Understanding North Carolina's Family Daycare Requirements
Establishing a family daycare in North Carolina is a rewarding venture for those passionate about child development and education. However, it is essential to navigate the legal framework to ensure your daycare operates within the state's regulations. This article will guide you through the critical steps to legally establish a family daycare in North Carolina, ensuring that you comply with all necessary rules and standards.
Step 1: Understand the Licensing Requirements
In North Carolina, family daycares are regulated by the Division of Child Development and Early Education (DCDEE). Before opening your doors, you must obtain a license. A family childcare home is defined as a residence where at least three, but no more than eight children receive care. If you plan to provide care for two or fewer children, you may not need a license, but it's always best to check current regulations.
Step 2: Complete the Required Training

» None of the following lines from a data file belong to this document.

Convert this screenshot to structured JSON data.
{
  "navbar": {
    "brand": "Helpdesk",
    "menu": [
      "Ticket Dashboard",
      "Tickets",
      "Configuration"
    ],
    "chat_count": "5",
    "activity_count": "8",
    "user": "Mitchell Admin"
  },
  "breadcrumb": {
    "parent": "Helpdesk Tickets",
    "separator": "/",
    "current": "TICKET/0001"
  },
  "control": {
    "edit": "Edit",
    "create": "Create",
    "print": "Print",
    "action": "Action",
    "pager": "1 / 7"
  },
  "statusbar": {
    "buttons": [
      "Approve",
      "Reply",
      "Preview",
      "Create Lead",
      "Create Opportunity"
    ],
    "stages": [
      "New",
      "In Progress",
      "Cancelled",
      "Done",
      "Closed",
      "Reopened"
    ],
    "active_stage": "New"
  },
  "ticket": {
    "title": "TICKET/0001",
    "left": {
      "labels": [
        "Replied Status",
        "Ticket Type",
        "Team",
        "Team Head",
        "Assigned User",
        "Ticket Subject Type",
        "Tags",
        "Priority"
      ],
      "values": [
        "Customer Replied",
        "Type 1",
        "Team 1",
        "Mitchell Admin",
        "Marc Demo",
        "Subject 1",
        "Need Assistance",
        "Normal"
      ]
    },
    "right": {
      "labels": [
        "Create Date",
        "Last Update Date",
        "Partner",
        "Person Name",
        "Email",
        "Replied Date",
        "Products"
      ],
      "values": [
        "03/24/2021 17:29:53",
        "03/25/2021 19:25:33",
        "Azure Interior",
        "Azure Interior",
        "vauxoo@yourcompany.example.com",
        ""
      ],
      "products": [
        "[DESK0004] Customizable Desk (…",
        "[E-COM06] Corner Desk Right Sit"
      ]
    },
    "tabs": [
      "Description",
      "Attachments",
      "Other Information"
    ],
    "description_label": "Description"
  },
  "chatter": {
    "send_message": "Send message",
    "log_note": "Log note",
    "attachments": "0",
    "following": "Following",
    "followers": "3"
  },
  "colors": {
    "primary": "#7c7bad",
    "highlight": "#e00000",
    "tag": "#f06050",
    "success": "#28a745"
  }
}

All operators of family daycare homes in North Carolina must complete pre-licensing training. This includes first aid and CPR certification, as well as a course on sanitation and safety. Training in child development is also recommended to provide high-quality care.
Step 3: Prepare Your Home
Your home must meet specific requirements regarding space, safety, and equipment. The DCDEE will provide guidelines for creating a safe and stimulating environment for children. Areas of focus include safe sleep practices for infants, proper fencing for outdoor play areas, and the removal of potential hazards.
Step 4: Undergo Inspection
Once your home is ready, it will be subject to inspection by the DCDEE. Inspectors will assess your home's compliance with safety regulations, sanitation standards, and space requirements. They will also verify that all adults living in the home have undergone background checks.
Step 5: Maintain Compliance with Ongoing Regulations
After receiving your license, you must adhere to ongoing requirements, such as maintaining child-to-staff ratios and completing continuing education credits. It's also crucial to keep accurate records of attendance, immunizations, and emergency contact information for each child.
Navigating Challenges and Ensuring Success
Historically, family daycares have played an essential role in communities. For example, during World War II, when many women entered the workforce, family daycares provided necessary support that allowed parents to contribute to the war effort without neglecting their children's care.
The process of establishing a legal family daycare may seem daunting at first, but it is manageable with careful planning and adherence to regulations. Remember that these laws are in place not only to protect children but also to support you as a provider by setting clear standards for quality care.
To help navigate this process smoothly, consider connecting with local childcare resource centers or organizations such as Child Care Services Association (CCSA) that offer support and resources to potential and current childcare providers.